Data records:
>>
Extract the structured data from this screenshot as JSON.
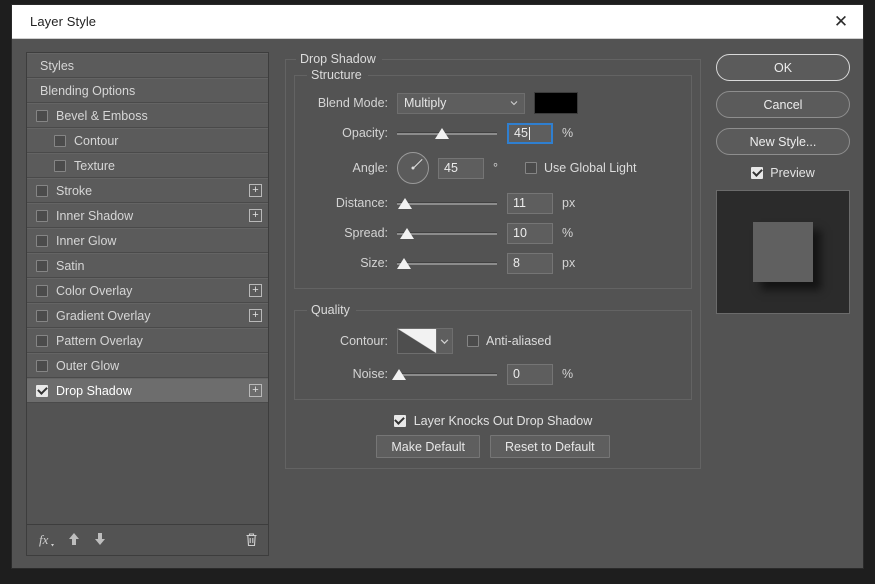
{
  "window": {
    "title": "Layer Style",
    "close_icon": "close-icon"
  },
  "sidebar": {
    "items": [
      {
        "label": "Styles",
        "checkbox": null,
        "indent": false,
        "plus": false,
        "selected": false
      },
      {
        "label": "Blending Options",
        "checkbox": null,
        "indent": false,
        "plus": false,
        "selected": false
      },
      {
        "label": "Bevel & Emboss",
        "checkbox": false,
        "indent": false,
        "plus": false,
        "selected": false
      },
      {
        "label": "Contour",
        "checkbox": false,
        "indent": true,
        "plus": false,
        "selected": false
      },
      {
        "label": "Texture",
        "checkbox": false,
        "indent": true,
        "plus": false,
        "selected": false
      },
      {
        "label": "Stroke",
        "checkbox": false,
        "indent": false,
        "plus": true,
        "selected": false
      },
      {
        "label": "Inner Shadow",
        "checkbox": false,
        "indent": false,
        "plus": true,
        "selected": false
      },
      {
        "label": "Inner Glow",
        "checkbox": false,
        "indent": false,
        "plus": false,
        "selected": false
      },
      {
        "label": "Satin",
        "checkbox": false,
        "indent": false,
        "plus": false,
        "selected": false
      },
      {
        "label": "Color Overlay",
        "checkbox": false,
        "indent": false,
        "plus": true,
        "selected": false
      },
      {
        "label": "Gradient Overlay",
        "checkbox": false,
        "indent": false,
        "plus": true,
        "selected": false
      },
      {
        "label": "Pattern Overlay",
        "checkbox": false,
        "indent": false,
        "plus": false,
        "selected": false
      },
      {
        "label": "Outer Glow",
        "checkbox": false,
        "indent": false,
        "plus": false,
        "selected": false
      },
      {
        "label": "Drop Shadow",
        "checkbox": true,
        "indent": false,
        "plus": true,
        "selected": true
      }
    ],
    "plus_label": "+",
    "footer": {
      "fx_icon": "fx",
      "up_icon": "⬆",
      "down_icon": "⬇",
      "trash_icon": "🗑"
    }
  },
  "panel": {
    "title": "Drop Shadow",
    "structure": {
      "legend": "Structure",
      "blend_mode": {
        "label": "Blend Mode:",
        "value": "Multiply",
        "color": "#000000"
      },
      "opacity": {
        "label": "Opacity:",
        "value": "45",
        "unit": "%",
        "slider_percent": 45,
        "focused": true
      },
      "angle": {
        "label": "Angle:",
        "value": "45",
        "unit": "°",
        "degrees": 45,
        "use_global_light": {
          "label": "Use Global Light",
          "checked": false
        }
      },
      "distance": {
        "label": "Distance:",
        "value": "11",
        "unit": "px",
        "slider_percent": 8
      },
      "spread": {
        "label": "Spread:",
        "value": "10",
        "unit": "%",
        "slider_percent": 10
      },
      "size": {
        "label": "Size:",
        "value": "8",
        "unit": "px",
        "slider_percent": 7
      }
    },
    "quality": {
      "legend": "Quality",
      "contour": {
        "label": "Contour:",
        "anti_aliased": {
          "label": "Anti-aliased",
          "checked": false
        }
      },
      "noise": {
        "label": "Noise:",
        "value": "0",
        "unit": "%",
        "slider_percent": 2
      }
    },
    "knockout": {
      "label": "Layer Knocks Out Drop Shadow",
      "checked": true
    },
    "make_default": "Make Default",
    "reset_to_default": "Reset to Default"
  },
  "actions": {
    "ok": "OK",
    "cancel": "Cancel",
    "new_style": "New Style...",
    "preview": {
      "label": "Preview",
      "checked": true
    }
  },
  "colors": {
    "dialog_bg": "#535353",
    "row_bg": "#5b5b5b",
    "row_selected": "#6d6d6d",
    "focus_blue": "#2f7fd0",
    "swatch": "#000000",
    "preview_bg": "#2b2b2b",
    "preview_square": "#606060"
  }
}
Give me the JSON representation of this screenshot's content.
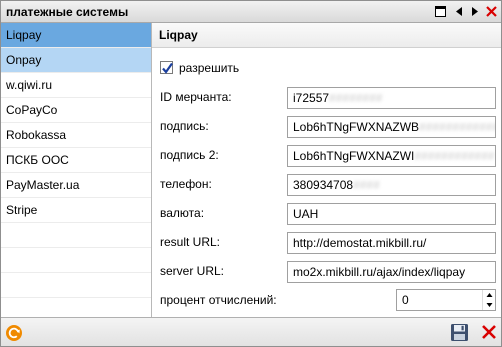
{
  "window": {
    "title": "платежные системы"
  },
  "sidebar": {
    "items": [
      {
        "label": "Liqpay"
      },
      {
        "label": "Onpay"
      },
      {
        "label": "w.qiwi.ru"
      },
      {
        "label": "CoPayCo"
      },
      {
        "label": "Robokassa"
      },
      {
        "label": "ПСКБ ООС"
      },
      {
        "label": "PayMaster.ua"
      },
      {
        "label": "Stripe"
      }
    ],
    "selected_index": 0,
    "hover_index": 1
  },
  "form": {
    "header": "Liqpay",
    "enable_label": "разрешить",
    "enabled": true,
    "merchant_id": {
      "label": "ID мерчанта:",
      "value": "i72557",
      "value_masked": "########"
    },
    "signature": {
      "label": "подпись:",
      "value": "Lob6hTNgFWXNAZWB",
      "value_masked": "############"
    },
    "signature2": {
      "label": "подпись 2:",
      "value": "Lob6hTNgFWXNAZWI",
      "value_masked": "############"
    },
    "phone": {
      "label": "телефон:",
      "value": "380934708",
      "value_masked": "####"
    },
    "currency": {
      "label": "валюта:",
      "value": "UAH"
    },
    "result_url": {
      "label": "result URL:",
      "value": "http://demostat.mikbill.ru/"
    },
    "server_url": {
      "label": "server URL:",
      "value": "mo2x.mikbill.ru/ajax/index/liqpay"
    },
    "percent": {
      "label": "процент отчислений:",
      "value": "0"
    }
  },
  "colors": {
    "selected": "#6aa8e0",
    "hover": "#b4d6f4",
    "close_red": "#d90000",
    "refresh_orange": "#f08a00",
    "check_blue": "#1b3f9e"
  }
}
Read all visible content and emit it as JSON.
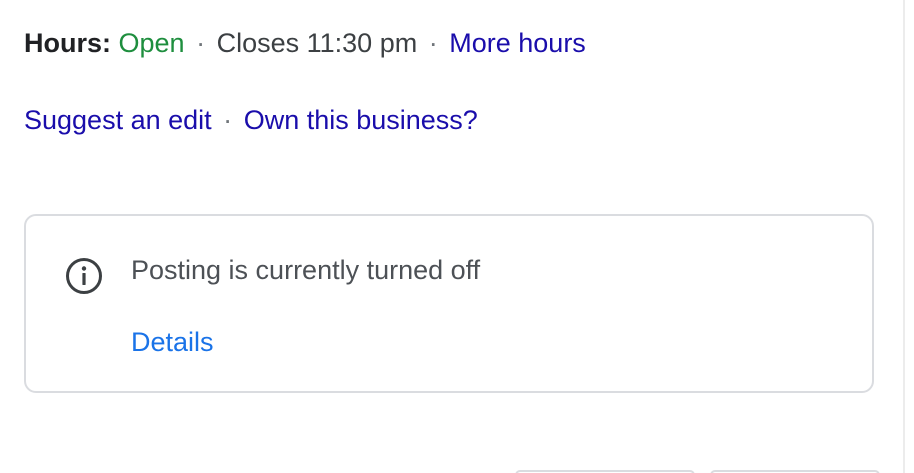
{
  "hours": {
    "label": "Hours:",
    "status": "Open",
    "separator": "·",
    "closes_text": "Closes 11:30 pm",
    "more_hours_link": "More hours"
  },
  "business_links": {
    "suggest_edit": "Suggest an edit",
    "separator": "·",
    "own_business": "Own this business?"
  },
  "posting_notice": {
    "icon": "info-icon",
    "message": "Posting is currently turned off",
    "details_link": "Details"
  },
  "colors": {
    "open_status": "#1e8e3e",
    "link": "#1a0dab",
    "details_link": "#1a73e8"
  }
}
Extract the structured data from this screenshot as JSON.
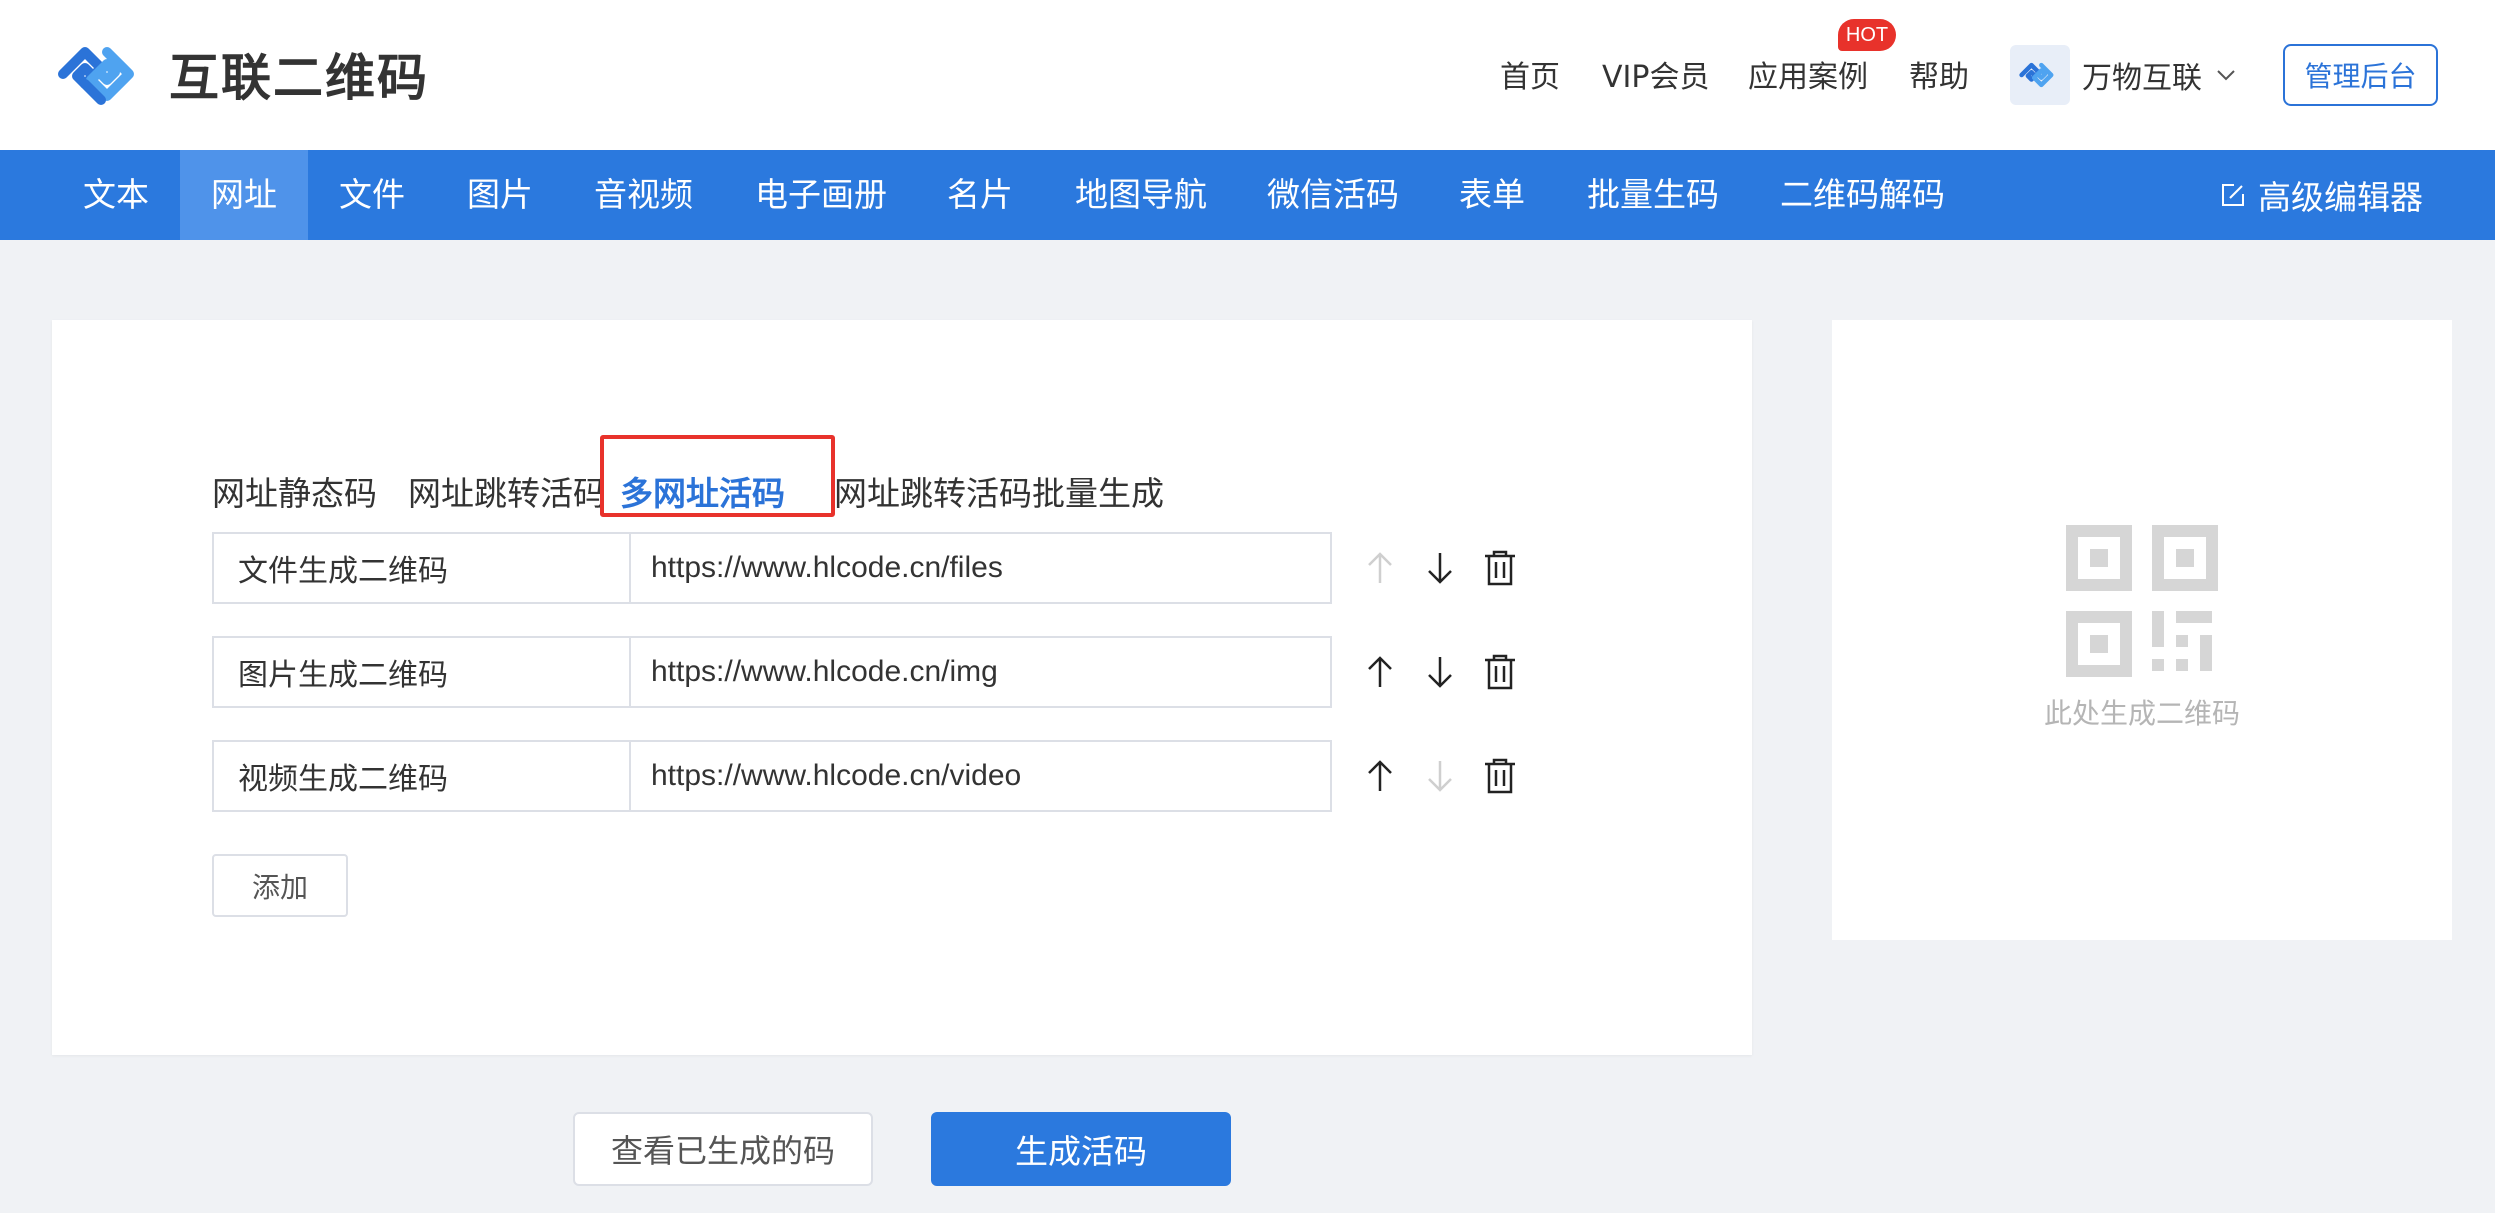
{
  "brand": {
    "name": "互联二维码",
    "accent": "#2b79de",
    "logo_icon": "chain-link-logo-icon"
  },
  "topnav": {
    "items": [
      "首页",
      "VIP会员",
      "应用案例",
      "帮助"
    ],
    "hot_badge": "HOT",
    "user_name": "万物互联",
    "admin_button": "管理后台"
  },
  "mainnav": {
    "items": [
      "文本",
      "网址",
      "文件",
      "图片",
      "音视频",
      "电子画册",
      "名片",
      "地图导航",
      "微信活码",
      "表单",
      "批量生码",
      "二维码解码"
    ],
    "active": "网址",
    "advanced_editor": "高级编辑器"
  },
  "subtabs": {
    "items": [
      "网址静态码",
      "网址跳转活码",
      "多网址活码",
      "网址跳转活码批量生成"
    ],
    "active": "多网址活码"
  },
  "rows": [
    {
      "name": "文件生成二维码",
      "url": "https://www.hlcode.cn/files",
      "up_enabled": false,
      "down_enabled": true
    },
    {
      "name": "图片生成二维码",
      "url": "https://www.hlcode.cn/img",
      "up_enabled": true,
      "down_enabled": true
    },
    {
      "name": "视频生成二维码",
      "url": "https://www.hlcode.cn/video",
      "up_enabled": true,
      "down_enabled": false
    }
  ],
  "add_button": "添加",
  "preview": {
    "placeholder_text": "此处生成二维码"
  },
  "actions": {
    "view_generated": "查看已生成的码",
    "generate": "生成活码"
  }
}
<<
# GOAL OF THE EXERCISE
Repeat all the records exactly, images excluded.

# EXERCISE ANSWER
Extract the structured data from this screenshot as JSON.
{
  "window": {
    "title": "Layer Style",
    "close_icon": "close-icon"
  },
  "sidebar": {
    "items": [
      {
        "label": "Styles",
        "checkbox": null,
        "indent": false,
        "plus": false,
        "selected": false
      },
      {
        "label": "Blending Options",
        "checkbox": null,
        "indent": false,
        "plus": false,
        "selected": false
      },
      {
        "label": "Bevel & Emboss",
        "checkbox": false,
        "indent": false,
        "plus": false,
        "selected": false
      },
      {
        "label": "Contour",
        "checkbox": false,
        "indent": true,
        "plus": false,
        "selected": false
      },
      {
        "label": "Texture",
        "checkbox": false,
        "indent": true,
        "plus": false,
        "selected": false
      },
      {
        "label": "Stroke",
        "checkbox": false,
        "indent": false,
        "plus": true,
        "selected": false
      },
      {
        "label": "Inner Shadow",
        "checkbox": false,
        "indent": false,
        "plus": true,
        "selected": false
      },
      {
        "label": "Inner Glow",
        "checkbox": false,
        "indent": false,
        "plus": false,
        "selected": false
      },
      {
        "label": "Satin",
        "checkbox": false,
        "indent": false,
        "plus": false,
        "selected": false
      },
      {
        "label": "Color Overlay",
        "checkbox": false,
        "indent": false,
        "plus": true,
        "selected": false
      },
      {
        "label": "Gradient Overlay",
        "checkbox": false,
        "indent": false,
        "plus": true,
        "selected": false
      },
      {
        "label": "Pattern Overlay",
        "checkbox": false,
        "indent": false,
        "plus": false,
        "selected": false
      },
      {
        "label": "Outer Glow",
        "checkbox": false,
        "indent": false,
        "plus": false,
        "selected": false
      },
      {
        "label": "Drop Shadow",
        "checkbox": true,
        "indent": false,
        "plus": true,
        "selected": true
      }
    ],
    "plus_label": "+",
    "footer": {
      "fx_icon": "fx",
      "up_icon": "⬆",
      "down_icon": "⬇",
      "trash_icon": "🗑"
    }
  },
  "panel": {
    "title": "Drop Shadow",
    "structure": {
      "legend": "Structure",
      "blend_mode": {
        "label": "Blend Mode:",
        "value": "Multiply",
        "color": "#000000"
      },
      "opacity": {
        "label": "Opacity:",
        "value": "45",
        "unit": "%",
        "slider_percent": 45,
        "focused": true
      },
      "angle": {
        "label": "Angle:",
        "value": "45",
        "unit": "°",
        "degrees": 45,
        "use_global_light": {
          "label": "Use Global Light",
          "checked": false
        }
      },
      "distance": {
        "label": "Distance:",
        "value": "11",
        "unit": "px",
        "slider_percent": 8
      },
      "spread": {
        "label": "Spread:",
        "value": "10",
        "unit": "%",
        "slider_percent": 10
      },
      "size": {
        "label": "Size:",
        "value": "8",
        "unit": "px",
        "slider_percent": 7
      }
    },
    "quality": {
      "legend": "Quality",
      "contour": {
        "label": "Contour:",
        "anti_aliased": {
          "label": "Anti-aliased",
          "checked": false
        }
      },
      "noise": {
        "label": "Noise:",
        "value": "0",
        "unit": "%",
        "slider_percent": 2
      }
    },
    "knockout": {
      "label": "Layer Knocks Out Drop Shadow",
      "checked": true
    },
    "make_default": "Make Default",
    "reset_to_default": "Reset to Default"
  },
  "actions": {
    "ok": "OK",
    "cancel": "Cancel",
    "new_style": "New Style...",
    "preview": {
      "label": "Preview",
      "checked": true
    }
  },
  "colors": {
    "dialog_bg": "#535353",
    "row_bg": "#5b5b5b",
    "row_selected": "#6d6d6d",
    "focus_blue": "#2f7fd0",
    "swatch": "#000000",
    "preview_bg": "#2b2b2b",
    "preview_square": "#606060"
  }
}
Give me the JSON representation of this screenshot's content.
{
  "window": {
    "title": "платежные системы"
  },
  "sidebar": {
    "items": [
      {
        "label": "Liqpay"
      },
      {
        "label": "Onpay"
      },
      {
        "label": "w.qiwi.ru"
      },
      {
        "label": "CoPayCo"
      },
      {
        "label": "Robokassa"
      },
      {
        "label": "ПСКБ ООС"
      },
      {
        "label": "PayMaster.ua"
      },
      {
        "label": "Stripe"
      }
    ],
    "selected_index": 0,
    "hover_index": 1
  },
  "form": {
    "header": "Liqpay",
    "enable_label": "разрешить",
    "enabled": true,
    "merchant_id": {
      "label": "ID мерчанта:",
      "value": "i72557",
      "value_masked": "########"
    },
    "signature": {
      "label": "подпись:",
      "value": "Lob6hTNgFWXNAZWB",
      "value_masked": "############"
    },
    "signature2": {
      "label": "подпись 2:",
      "value": "Lob6hTNgFWXNAZWI",
      "value_masked": "############"
    },
    "phone": {
      "label": "телефон:",
      "value": "380934708",
      "value_masked": "####"
    },
    "currency": {
      "label": "валюта:",
      "value": "UAH"
    },
    "result_url": {
      "label": "result URL:",
      "value": "http://demostat.mikbill.ru/"
    },
    "server_url": {
      "label": "server URL:",
      "value": "mo2x.mikbill.ru/ajax/index/liqpay"
    },
    "percent": {
      "label": "процент отчислений:",
      "value": "0"
    }
  },
  "colors": {
    "selected": "#6aa8e0",
    "hover": "#b4d6f4",
    "close_red": "#d90000",
    "refresh_orange": "#f08a00",
    "check_blue": "#1b3f9e"
  }
}
Read all visible content and emit it as JSON.
{
  "hours": {
    "label": "Hours:",
    "status": "Open",
    "separator": "·",
    "closes_text": "Closes 11:30 pm",
    "more_hours_link": "More hours"
  },
  "business_links": {
    "suggest_edit": "Suggest an edit",
    "separator": "·",
    "own_business": "Own this business?"
  },
  "posting_notice": {
    "icon": "info-icon",
    "message": "Posting is currently turned off",
    "details_link": "Details"
  },
  "colors": {
    "open_status": "#1e8e3e",
    "link": "#1a0dab",
    "details_link": "#1a73e8"
  }
}
Extract the structured data from this screenshot as JSON.
{
  "brand": {
    "name": "互联二维码",
    "accent": "#2b79de",
    "logo_icon": "chain-link-logo-icon"
  },
  "topnav": {
    "items": [
      "首页",
      "VIP会员",
      "应用案例",
      "帮助"
    ],
    "hot_badge": "HOT",
    "user_name": "万物互联",
    "admin_button": "管理后台"
  },
  "mainnav": {
    "items": [
      "文本",
      "网址",
      "文件",
      "图片",
      "音视频",
      "电子画册",
      "名片",
      "地图导航",
      "微信活码",
      "表单",
      "批量生码",
      "二维码解码"
    ],
    "active": "网址",
    "advanced_editor": "高级编辑器"
  },
  "subtabs": {
    "items": [
      "网址静态码",
      "网址跳转活码",
      "多网址活码",
      "网址跳转活码批量生成"
    ],
    "active": "多网址活码"
  },
  "rows": [
    {
      "name": "文件生成二维码",
      "url": "https://www.hlcode.cn/files",
      "up_enabled": false,
      "down_enabled": true
    },
    {
      "name": "图片生成二维码",
      "url": "https://www.hlcode.cn/img",
      "up_enabled": true,
      "down_enabled": true
    },
    {
      "name": "视频生成二维码",
      "url": "https://www.hlcode.cn/video",
      "up_enabled": true,
      "down_enabled": false
    }
  ],
  "add_button": "添加",
  "preview": {
    "placeholder_text": "此处生成二维码"
  },
  "actions": {
    "view_generated": "查看已生成的码",
    "generate": "生成活码"
  }
}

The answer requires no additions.